Arthur looked at me for a time and said quietly, “John, you are getting all red in the face. Perhaps you should lie down for a while.”

“You can talk!” I shouted. “Why didn't you talk for Alice just now,” I demanded?

He looked at me for a while before he answered haughtily, “Would you like it better if I 'fetched' or rolled over or 'sat' when you commanded? Perhaps I made an error in judgment in speaking to you John. I thought you a little different from most of your species.” With that rebuke, he wandered off and refused to speak another word to me.

I had the distinct feeling of being a character in a Kafka novel and it was making me ill at ease. I retired for the evening, hoping that Arthur would feel differently in the morning and explain his curious behavior during Alice's visit.

When the alarm rang next morning I had no thoughts of Arthur or speaking in an erudite fashion with any of his species. I stumbled through the shower and dressing routine like I always do, half awake.

In the kitchen, while making coffee, I happened to look down at Arthur's dog dish and the events of the preceding evening came cascading back to me like a run-away freight train. “Arthur” I called out loudly. “Where are you? Come here boy.” I found him sleeping in his usual spot by the rear door. “Well, have you changed your mind on anything?” I inquired in a fashion well calculated to show him how insulted I was by his behavior. The dog merely cocked his head at me and wagged his tail. “Nothing to say?” I said snootily. Fine, I will deal with you later, my canine friend.”

I grabbed my briefcase, charged down the outside stairs and ran to catch the 8:10 a.m. Clancy Street bus for work. I would figure this all out later.

Through the course of the day, I had a chance to consider the events of the previous evening. Had I really held a conversation with Arthur? I couldn't talk it over with Alice; she was still in a snit from the perceived prank that I had played on her with the dog. I dared not mention it to anyone else lest they take me away to the funny farm. It was a poser. Maybe it had all been a rather vivid dream .As Scrooge had said in Dickens classic “The Christmas Carol”, “more the stuff of undigested bit of beef than spirit.”

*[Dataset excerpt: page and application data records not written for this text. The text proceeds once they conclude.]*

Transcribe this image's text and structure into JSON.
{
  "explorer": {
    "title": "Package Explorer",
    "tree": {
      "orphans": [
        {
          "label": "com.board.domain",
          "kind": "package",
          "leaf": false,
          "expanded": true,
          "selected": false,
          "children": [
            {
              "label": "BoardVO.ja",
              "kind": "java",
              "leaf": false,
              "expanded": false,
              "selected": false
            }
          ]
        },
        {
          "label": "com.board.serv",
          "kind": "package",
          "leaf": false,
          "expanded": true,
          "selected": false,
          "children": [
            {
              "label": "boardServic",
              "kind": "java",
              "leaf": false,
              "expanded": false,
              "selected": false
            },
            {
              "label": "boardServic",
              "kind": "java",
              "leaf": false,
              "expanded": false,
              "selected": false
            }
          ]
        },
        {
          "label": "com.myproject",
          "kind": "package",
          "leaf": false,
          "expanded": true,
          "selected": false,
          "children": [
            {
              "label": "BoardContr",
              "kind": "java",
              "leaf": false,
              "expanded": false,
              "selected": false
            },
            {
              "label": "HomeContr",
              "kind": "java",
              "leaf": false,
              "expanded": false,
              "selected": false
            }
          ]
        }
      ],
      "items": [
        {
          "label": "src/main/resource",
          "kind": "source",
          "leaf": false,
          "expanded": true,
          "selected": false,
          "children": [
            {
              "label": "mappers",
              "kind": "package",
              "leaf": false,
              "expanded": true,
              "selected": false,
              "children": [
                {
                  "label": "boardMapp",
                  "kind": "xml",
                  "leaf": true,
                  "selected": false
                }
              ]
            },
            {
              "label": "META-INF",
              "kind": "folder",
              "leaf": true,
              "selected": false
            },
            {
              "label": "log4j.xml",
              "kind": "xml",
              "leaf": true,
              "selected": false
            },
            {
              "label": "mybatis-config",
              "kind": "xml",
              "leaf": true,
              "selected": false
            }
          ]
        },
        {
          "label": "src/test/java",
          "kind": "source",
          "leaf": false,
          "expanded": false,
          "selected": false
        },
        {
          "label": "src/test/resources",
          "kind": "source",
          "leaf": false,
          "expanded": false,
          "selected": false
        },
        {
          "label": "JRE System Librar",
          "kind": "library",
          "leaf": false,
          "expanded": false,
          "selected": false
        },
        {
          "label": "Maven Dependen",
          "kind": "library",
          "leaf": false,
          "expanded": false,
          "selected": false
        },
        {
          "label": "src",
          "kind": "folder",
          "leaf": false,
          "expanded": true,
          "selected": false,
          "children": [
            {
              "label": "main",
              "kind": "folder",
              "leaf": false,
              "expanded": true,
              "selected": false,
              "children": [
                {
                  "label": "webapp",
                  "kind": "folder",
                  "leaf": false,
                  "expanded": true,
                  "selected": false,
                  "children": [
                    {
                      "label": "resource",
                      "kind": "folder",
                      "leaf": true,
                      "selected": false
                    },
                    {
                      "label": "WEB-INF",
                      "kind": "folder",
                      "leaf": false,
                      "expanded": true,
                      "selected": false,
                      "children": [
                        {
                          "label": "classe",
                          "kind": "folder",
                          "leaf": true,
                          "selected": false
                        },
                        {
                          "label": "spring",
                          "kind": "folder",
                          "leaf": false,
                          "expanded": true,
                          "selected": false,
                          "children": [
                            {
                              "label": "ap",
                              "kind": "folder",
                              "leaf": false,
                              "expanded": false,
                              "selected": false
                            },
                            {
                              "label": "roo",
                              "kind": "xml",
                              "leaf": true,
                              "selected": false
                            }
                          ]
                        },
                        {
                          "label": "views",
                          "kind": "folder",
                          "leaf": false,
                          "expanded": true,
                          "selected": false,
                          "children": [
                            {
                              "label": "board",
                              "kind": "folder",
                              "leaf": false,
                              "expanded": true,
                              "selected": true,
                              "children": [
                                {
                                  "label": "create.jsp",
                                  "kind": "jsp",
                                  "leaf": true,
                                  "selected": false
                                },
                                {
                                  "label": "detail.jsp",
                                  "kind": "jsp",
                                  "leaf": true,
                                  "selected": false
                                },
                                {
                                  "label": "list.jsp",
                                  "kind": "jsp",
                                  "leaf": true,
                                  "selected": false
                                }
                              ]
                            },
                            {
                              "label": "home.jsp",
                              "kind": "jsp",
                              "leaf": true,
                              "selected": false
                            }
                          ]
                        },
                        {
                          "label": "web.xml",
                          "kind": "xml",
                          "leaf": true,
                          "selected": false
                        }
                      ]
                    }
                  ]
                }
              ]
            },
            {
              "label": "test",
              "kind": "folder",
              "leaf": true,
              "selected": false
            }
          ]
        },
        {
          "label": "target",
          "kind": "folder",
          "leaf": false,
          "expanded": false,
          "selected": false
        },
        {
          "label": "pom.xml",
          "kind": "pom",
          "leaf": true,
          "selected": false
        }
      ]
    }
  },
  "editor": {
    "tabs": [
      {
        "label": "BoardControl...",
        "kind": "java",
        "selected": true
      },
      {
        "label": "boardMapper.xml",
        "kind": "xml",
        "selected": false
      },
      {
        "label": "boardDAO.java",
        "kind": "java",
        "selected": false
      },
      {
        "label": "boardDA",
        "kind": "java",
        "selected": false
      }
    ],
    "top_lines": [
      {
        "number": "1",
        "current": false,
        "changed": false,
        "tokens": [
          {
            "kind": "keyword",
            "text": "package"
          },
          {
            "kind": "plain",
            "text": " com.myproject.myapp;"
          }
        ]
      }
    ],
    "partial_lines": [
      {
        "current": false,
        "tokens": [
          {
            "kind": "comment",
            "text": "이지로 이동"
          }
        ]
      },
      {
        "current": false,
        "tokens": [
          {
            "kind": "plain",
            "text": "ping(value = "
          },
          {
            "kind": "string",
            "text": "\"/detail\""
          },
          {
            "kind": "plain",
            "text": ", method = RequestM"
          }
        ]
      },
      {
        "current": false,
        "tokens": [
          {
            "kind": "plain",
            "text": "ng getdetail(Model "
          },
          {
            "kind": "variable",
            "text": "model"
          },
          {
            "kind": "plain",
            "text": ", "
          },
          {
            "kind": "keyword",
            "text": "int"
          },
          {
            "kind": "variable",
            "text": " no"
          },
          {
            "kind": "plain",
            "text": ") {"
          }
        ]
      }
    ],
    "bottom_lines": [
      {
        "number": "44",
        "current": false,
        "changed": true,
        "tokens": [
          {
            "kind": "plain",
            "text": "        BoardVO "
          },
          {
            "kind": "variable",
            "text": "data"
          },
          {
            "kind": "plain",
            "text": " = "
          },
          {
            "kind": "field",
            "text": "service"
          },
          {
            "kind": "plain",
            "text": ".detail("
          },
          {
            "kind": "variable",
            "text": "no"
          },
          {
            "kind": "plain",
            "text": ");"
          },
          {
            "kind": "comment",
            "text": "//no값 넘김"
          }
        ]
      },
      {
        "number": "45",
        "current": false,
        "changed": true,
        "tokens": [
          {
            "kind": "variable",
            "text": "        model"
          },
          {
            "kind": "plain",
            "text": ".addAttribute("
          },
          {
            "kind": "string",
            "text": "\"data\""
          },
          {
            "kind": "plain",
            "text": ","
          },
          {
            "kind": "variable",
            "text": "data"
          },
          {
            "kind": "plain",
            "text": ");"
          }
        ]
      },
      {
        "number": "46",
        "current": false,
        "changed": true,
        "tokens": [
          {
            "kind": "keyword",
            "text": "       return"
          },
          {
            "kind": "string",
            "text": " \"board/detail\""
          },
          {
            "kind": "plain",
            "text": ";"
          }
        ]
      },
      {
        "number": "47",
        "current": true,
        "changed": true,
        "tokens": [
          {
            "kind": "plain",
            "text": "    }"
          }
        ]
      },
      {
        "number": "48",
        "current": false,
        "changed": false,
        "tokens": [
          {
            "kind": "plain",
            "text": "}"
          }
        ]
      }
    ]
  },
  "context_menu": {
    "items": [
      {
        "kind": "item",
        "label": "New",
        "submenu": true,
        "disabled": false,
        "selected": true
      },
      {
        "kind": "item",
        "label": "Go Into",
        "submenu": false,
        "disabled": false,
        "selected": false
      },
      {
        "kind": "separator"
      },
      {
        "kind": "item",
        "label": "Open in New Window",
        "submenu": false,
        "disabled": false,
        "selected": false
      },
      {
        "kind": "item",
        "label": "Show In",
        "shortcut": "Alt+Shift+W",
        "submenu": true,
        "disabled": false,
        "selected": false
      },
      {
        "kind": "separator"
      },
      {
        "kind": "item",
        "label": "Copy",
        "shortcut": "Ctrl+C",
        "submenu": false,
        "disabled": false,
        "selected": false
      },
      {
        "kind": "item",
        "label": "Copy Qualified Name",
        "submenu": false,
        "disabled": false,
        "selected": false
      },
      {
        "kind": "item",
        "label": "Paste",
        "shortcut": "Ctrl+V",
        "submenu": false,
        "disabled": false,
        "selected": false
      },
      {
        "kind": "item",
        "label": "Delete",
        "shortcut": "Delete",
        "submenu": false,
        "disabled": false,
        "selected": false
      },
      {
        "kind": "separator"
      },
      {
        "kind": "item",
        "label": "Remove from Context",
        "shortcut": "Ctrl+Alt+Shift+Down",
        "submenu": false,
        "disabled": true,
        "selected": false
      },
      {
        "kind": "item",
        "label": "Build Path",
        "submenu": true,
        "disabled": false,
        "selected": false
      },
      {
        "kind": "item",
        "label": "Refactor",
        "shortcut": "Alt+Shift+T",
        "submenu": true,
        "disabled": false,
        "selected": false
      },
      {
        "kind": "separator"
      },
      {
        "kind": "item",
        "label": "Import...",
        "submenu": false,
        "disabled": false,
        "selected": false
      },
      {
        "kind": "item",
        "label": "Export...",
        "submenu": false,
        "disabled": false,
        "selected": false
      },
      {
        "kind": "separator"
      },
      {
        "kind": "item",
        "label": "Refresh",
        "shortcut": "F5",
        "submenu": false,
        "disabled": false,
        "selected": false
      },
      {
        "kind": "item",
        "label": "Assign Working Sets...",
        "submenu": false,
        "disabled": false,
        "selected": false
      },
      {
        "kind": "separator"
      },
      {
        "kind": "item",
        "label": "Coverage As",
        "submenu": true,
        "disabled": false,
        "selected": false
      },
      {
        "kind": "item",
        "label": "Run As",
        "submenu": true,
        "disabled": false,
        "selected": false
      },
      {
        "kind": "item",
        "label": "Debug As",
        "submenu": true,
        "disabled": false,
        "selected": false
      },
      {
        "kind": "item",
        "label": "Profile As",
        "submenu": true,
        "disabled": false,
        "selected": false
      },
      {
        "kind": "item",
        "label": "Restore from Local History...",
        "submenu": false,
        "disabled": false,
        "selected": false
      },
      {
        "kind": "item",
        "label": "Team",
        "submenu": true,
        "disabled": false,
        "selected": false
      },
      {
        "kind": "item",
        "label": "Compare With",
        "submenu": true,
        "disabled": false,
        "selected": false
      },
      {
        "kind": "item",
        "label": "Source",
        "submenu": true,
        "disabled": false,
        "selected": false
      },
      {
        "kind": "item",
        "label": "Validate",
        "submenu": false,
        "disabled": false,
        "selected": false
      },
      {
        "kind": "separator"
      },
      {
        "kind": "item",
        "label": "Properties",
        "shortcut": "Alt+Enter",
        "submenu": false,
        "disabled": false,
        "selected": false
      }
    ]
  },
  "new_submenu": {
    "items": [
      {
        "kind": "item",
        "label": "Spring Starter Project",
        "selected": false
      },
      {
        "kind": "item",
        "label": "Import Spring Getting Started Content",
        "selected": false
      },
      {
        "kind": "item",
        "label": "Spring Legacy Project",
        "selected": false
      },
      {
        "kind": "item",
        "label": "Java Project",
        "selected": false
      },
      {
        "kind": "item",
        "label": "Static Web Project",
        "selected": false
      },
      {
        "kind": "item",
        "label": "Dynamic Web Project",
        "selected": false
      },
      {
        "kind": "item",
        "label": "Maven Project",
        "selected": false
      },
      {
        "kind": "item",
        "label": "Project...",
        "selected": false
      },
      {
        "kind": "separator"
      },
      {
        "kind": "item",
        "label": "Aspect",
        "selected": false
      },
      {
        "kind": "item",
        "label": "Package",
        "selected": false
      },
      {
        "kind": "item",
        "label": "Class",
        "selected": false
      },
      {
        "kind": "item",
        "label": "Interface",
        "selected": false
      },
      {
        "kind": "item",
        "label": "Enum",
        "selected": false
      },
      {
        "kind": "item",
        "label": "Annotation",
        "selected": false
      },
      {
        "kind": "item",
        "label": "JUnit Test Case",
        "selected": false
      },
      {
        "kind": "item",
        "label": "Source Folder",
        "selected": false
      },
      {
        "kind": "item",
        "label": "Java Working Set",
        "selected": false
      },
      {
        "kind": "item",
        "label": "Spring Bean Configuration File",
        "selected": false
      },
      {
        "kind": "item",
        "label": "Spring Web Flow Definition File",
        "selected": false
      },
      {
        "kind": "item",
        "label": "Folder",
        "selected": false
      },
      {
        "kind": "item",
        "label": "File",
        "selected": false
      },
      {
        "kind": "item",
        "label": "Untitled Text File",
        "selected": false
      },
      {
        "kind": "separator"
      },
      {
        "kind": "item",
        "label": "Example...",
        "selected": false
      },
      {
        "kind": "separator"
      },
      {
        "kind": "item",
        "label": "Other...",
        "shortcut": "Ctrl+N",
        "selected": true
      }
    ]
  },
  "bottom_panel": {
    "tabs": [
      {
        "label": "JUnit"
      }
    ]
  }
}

After work, I approached my apartment somewhat apprehensively. Through the door, I could hear CNN blaring away on the T.V. Had I left it on? Was Arthur watching the news again? I entered my place, noisily announcing the Master's return. Arthur was indeed sitting in front of the television and apparently watching the program. All attempts to converse with him brought a stony silence. Maybe it was all a bad dream. I thought. Maybe I had better call Alice and make some amends before the situation got any worse.

On my way to the phone, I stopped to pour some dry dog food into Arthur's dish. Next to the dish was a copy of “U.S. News and World Report” opened to an article on the Federal Reserve's Policy on tight money supply


Now, I didn't know what to believe. Can Arthur talk or can't he? From that day on Arthur never again spoke to me. After a time, the incident faded in my mind and became part of the vague penumbra of memory, where fact and fancy merge.

But I look differently at dogs, and indeed all animals, when I encounter them now. I show them respect and treat them kindly, like they were friends. For, you never know when one of them might say something about your behavior and to the wrong person!

And anytime I visit the Zoo, I feel sort of funny. Sometimes, when the wind is up and voices carry I half imagine that I hear the comment, “Did you get a load of that short dumpy guy with the ugly tie and moon face?” followed by a loud chortling sound from the bears.     

I guess it is something that we will have to deal with. Now, if only the refrigerator and the can opener have the good grace to remain silent!